(DATA FOR PROCESSING)

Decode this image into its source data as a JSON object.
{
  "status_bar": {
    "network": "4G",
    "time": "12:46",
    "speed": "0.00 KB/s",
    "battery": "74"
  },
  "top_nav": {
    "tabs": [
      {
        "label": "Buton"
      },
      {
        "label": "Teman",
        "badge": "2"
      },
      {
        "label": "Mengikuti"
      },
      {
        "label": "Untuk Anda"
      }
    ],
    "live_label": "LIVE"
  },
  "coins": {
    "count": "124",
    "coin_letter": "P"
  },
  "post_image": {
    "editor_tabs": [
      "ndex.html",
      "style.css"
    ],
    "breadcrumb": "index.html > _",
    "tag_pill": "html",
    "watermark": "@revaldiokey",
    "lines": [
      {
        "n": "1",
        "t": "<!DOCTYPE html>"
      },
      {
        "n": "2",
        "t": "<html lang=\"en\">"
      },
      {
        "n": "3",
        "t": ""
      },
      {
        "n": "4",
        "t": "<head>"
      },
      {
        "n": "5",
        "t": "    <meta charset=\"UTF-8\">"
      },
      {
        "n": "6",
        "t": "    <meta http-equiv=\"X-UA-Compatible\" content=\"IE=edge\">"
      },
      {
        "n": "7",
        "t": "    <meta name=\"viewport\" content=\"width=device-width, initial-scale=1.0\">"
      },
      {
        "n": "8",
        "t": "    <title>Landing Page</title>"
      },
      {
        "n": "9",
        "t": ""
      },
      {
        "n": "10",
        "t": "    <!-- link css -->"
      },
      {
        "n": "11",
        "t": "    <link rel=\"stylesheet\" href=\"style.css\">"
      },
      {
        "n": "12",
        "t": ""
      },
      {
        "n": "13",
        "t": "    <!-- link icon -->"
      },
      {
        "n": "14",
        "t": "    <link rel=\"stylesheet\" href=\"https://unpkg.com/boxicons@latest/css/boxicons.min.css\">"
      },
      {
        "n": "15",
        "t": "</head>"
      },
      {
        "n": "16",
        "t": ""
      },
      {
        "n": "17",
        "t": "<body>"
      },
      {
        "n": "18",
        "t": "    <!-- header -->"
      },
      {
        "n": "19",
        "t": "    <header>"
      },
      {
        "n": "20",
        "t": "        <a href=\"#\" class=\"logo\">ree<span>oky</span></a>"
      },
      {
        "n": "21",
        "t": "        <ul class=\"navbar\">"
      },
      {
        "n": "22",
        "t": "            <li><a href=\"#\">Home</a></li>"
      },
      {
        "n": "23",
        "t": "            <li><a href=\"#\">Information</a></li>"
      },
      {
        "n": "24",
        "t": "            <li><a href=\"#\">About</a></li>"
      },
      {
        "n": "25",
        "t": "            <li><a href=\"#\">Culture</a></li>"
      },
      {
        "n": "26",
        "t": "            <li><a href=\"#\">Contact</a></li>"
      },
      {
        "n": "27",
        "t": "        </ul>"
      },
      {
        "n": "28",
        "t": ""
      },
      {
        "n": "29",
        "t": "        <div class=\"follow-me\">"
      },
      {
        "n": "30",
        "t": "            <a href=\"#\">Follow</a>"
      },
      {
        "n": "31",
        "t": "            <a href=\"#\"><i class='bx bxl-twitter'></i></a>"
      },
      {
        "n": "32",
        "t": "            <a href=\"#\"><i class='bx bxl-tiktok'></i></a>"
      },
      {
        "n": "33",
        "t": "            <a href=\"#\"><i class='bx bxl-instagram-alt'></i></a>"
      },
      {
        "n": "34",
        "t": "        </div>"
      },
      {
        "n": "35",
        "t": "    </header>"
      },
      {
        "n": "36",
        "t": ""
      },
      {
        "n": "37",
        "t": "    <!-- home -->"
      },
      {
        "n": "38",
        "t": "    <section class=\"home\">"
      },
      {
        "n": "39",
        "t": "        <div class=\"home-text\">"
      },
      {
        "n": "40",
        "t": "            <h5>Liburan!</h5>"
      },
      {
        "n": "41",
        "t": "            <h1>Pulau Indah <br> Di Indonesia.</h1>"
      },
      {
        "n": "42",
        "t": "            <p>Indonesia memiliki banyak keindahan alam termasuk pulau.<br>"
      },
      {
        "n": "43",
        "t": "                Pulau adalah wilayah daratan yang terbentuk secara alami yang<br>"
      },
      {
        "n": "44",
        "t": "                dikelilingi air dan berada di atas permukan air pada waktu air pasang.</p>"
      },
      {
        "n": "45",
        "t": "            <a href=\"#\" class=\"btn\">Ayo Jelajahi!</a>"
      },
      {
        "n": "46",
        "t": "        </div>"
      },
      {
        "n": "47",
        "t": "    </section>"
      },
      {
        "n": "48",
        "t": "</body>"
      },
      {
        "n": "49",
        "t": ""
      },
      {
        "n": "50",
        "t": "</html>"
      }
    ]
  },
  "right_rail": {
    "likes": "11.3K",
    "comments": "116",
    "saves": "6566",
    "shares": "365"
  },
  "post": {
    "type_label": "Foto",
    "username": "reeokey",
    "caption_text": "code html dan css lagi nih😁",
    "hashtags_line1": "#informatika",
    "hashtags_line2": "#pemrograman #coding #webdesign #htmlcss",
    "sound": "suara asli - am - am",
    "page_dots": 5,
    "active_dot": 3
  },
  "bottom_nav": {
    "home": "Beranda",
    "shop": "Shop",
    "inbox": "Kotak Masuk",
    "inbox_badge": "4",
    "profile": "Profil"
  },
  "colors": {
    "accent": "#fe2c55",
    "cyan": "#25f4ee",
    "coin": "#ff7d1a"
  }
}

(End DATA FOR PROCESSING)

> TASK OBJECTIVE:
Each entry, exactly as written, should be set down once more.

> REPLY:
Decode this image into its source data as a JSON object.
{
  "status_bar": {
    "network": "4G",
    "time": "12:46",
    "speed": "0.00 KB/s",
    "battery": "74"
  },
  "top_nav": {
    "tabs": [
      {
        "label": "Buton"
      },
      {
        "label": "Teman",
        "badge": "2"
      },
      {
        "label": "Mengikuti"
      },
      {
        "label": "Untuk Anda"
      }
    ],
    "live_label": "LIVE"
  },
  "coins": {
    "count": "124",
    "coin_letter": "P"
  },
  "post_image": {
    "editor_tabs": [
      "ndex.html",
      "style.css"
    ],
    "breadcrumb": "index.html > _",
    "tag_pill": "html",
    "watermark": "@revaldiokey",
    "lines": [
      {
        "n": "1",
        "t": "<!DOCTYPE html>"
      },
      {
        "n": "2",
        "t": "<html lang=\"en\">"
      },
      {
        "n": "3",
        "t": ""
      },
      {
        "n": "4",
        "t": "<head>"
      },
      {
        "n": "5",
        "t": "    <meta charset=\"UTF-8\">"
      },
      {
        "n": "6",
        "t": "    <meta http-equiv=\"X-UA-Compatible\" content=\"IE=edge\">"
      },
      {
        "n": "7",
        "t": "    <meta name=\"viewport\" content=\"width=device-width, initial-scale=1.0\">"
      },
      {
        "n": "8",
        "t": "    <title>Landing Page</title>"
      },
      {
        "n": "9",
        "t": ""
      },
      {
        "n": "10",
        "t": "    <!-- link css -->"
      },
      {
        "n": "11",
        "t": "    <link rel=\"stylesheet\" href=\"style.css\">"
      },
      {
        "n": "12",
        "t": ""
      },
      {
        "n": "13",
        "t": "    <!-- link icon -->"
      },
      {
        "n": "14",
        "t": "    <link rel=\"stylesheet\" href=\"https://unpkg.com/boxicons@latest/css/boxicons.min.css\">"
      },
      {
        "n": "15",
        "t": "</head>"
      },
      {
        "n": "16",
        "t": ""
      },
      {
        "n": "17",
        "t": "<body>"
      },
      {
        "n": "18",
        "t": "    <!-- header -->"
      },
      {
        "n": "19",
        "t": "    <header>"
      },
      {
        "n": "20",
        "t": "        <a href=\"#\" class=\"logo\">ree<span>oky</span></a>"
      },
      {
        "n": "21",
        "t": "        <ul class=\"navbar\">"
      },
      {
        "n": "22",
        "t": "            <li><a href=\"#\">Home</a></li>"
      },
      {
        "n": "23",
        "t": "            <li><a href=\"#\">Information</a></li>"
      },
      {
        "n": "24",
        "t": "            <li><a href=\"#\">About</a></li>"
      },
      {
        "n": "25",
        "t": "            <li><a href=\"#\">Culture</a></li>"
      },
      {
        "n": "26",
        "t": "            <li><a href=\"#\">Contact</a></li>"
      },
      {
        "n": "27",
        "t": "        </ul>"
      },
      {
        "n": "28",
        "t": ""
      },
      {
        "n": "29",
        "t": "        <div class=\"follow-me\">"
      },
      {
        "n": "30",
        "t": "            <a href=\"#\">Follow</a>"
      },
      {
        "n": "31",
        "t": "            <a href=\"#\"><i class='bx bxl-twitter'></i></a>"
      },
      {
        "n": "32",
        "t": "            <a href=\"#\"><i class='bx bxl-tiktok'></i></a>"
      },
      {
        "n": "33",
        "t": "            <a href=\"#\"><i class='bx bxl-instagram-alt'></i></a>"
      },
      {
        "n": "34",
        "t": "        </div>"
      },
      {
        "n": "35",
        "t": "    </header>"
      },
      {
        "n": "36",
        "t": ""
      },
      {
        "n": "37",
        "t": "    <!-- home -->"
      },
      {
        "n": "38",
        "t": "    <section class=\"home\">"
      },
      {
        "n": "39",
        "t": "        <div class=\"home-text\">"
      },
      {
        "n": "40",
        "t": "            <h5>Liburan!</h5>"
      },
      {
        "n": "41",
        "t": "            <h1>Pulau Indah <br> Di Indonesia.</h1>"
      },
      {
        "n": "42",
        "t": "            <p>Indonesia memiliki banyak keindahan alam termasuk pulau.<br>"
      },
      {
        "n": "43",
        "t": "                Pulau adalah wilayah daratan yang terbentuk secara alami yang<br>"
      },
      {
        "n": "44",
        "t": "                dikelilingi air dan berada di atas permukan air pada waktu air pasang.</p>"
      },
      {
        "n": "45",
        "t": "            <a href=\"#\" class=\"btn\">Ayo Jelajahi!</a>"
      },
      {
        "n": "46",
        "t": "        </div>"
      },
      {
        "n": "47",
        "t": "    </section>"
      },
      {
        "n": "48",
        "t": "</body>"
      },
      {
        "n": "49",
        "t": ""
      },
      {
        "n": "50",
        "t": "</html>"
      }
    ]
  },
  "right_rail": {
    "likes": "11.3K",
    "comments": "116",
    "saves": "6566",
    "shares": "365"
  },
  "post": {
    "type_label": "Foto",
    "username": "reeokey",
    "caption_text": "code html dan css lagi nih😁",
    "hashtags_line1": "#informatika",
    "hashtags_line2": "#pemrograman #coding #webdesign #htmlcss",
    "sound": "suara asli - am - am",
    "page_dots": 5,
    "active_dot": 3
  },
  "bottom_nav": {
    "home": "Beranda",
    "shop": "Shop",
    "inbox": "Kotak Masuk",
    "inbox_badge": "4",
    "profile": "Profil"
  },
  "colors": {
    "accent": "#fe2c55",
    "cyan": "#25f4ee",
    "coin": "#ff7d1a"
  }
}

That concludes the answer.